Each entry must be written out again exactly as it stands.
'''
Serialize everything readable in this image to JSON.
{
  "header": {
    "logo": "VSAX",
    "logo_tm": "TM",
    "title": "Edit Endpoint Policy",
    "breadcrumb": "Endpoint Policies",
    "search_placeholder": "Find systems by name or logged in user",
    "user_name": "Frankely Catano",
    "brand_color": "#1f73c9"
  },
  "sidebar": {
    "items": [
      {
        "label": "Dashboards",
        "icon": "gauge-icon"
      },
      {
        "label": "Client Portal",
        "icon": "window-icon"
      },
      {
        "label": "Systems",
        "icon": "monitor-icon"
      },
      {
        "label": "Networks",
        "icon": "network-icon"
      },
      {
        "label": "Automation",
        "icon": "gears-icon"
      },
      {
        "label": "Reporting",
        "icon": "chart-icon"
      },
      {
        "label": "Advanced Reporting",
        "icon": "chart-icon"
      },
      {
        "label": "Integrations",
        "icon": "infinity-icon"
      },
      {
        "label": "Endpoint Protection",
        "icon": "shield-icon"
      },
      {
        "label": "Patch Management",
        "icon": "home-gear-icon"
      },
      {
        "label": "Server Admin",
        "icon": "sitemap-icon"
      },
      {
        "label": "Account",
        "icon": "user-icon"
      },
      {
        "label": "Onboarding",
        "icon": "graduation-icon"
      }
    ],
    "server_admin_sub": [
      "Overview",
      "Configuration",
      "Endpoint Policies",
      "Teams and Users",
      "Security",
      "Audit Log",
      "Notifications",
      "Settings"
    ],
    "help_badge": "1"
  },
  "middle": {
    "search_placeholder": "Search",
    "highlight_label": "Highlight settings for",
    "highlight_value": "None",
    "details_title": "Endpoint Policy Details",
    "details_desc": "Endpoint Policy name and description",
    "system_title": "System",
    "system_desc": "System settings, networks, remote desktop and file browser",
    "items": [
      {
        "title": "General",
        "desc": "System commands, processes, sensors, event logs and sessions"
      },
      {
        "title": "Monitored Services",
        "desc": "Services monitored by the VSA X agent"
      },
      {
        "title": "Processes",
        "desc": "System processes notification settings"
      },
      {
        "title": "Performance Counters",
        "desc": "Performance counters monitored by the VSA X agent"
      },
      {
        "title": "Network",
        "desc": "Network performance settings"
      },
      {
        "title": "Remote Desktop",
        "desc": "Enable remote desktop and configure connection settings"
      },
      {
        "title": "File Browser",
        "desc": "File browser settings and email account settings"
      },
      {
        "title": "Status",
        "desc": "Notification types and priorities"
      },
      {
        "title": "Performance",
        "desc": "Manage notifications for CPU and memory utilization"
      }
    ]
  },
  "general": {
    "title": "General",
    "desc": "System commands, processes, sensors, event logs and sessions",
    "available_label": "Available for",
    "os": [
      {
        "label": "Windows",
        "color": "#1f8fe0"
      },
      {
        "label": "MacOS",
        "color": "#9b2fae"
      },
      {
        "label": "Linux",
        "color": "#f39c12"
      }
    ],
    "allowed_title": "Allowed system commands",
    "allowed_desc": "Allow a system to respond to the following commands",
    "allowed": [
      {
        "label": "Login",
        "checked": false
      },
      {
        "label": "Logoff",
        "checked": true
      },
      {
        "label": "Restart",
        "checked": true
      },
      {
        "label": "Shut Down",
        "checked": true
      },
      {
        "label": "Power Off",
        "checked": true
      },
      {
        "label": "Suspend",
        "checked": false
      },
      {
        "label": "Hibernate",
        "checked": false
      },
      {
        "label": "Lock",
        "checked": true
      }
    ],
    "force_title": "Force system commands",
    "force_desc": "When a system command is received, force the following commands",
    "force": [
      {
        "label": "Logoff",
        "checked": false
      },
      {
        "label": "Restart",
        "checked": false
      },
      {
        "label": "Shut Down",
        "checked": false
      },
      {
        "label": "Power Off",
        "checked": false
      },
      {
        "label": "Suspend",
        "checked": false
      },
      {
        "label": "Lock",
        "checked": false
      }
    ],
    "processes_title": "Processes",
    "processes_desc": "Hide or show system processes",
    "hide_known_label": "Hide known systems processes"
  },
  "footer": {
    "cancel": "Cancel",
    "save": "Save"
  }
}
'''
Answer box
Serialize everything readable in this image to JSON.
{
  "header": {
    "logo": "VSAX",
    "logo_tm": "TM",
    "title": "Edit Endpoint Policy",
    "breadcrumb": "Endpoint Policies",
    "search_placeholder": "Find systems by name or logged in user",
    "user_name": "Frankely Catano",
    "brand_color": "#1f73c9"
  },
  "sidebar": {
    "items": [
      {
        "label": "Dashboards",
        "icon": "gauge-icon"
      },
      {
        "label": "Client Portal",
        "icon": "window-icon"
      },
      {
        "label": "Systems",
        "icon": "monitor-icon"
      },
      {
        "label": "Networks",
        "icon": "network-icon"
      },
      {
        "label": "Automation",
        "icon": "gears-icon"
      },
      {
        "label": "Reporting",
        "icon": "chart-icon"
      },
      {
        "label": "Advanced Reporting",
        "icon": "chart-icon"
      },
      {
        "label": "Integrations",
        "icon": "infinity-icon"
      },
      {
        "label": "Endpoint Protection",
        "icon": "shield-icon"
      },
      {
        "label": "Patch Management",
        "icon": "home-gear-icon"
      },
      {
        "label": "Server Admin",
        "icon": "sitemap-icon"
      },
      {
        "label": "Account",
        "icon": "user-icon"
      },
      {
        "label": "Onboarding",
        "icon": "graduation-icon"
      }
    ],
    "server_admin_sub": [
      "Overview",
      "Configuration",
      "Endpoint Policies",
      "Teams and Users",
      "Security",
      "Audit Log",
      "Notifications",
      "Settings"
    ],
    "help_badge": "1"
  },
  "middle": {
    "search_placeholder": "Search",
    "highlight_label": "Highlight settings for",
    "highlight_value": "None",
    "details_title": "Endpoint Policy Details",
    "details_desc": "Endpoint Policy name and description",
    "system_title": "System",
    "system_desc": "System settings, networks, remote desktop and file browser",
    "items": [
      {
        "title": "General",
        "desc": "System commands, processes, sensors, event logs and sessions"
      },
      {
        "title": "Monitored Services",
        "desc": "Services monitored by the VSA X agent"
      },
      {
        "title": "Processes",
        "desc": "System processes notification settings"
      },
      {
        "title": "Performance Counters",
        "desc": "Performance counters monitored by the VSA X agent"
      },
      {
        "title": "Network",
        "desc": "Network performance settings"
      },
      {
        "title": "Remote Desktop",
        "desc": "Enable remote desktop and configure connection settings"
      },
      {
        "title": "File Browser",
        "desc": "File browser settings and email account settings"
      },
      {
        "title": "Status",
        "desc": "Notification types and priorities"
      },
      {
        "title": "Performance",
        "desc": "Manage notifications for CPU and memory utilization"
      }
    ]
  },
  "general": {
    "title": "General",
    "desc": "System commands, processes, sensors, event logs and sessions",
    "available_label": "Available for",
    "os": [
      {
        "label": "Windows",
        "color": "#1f8fe0"
      },
      {
        "label": "MacOS",
        "color": "#9b2fae"
      },
      {
        "label": "Linux",
        "color": "#f39c12"
      }
    ],
    "allowed_title": "Allowed system commands",
    "allowed_desc": "Allow a system to respond to the following commands",
    "allowed": [
      {
        "label": "Login",
        "checked": false
      },
      {
        "label": "Logoff",
        "checked": true
      },
      {
        "label": "Restart",
        "checked": true
      },
      {
        "label": "Shut Down",
        "checked": true
      },
      {
        "label": "Power Off",
        "checked": true
      },
      {
        "label": "Suspend",
        "checked": false
      },
      {
        "label": "Hibernate",
        "checked": false
      },
      {
        "label": "Lock",
        "checked": true
      }
    ],
    "force_title": "Force system commands",
    "force_desc": "When a system command is received, force the following commands",
    "force": [
      {
        "label": "Logoff",
        "checked": false
      },
      {
        "label": "Restart",
        "checked": false
      },
      {
        "label": "Shut Down",
        "checked": false
      },
      {
        "label": "Power Off",
        "checked": false
      },
      {
        "label": "Suspend",
        "checked": false
      },
      {
        "label": "Lock",
        "checked": false
      }
    ],
    "processes_title": "Processes",
    "processes_desc": "Hide or show system processes",
    "hide_known_label": "Hide known systems processes"
  },
  "footer": {
    "cancel": "Cancel",
    "save": "Save"
  }
}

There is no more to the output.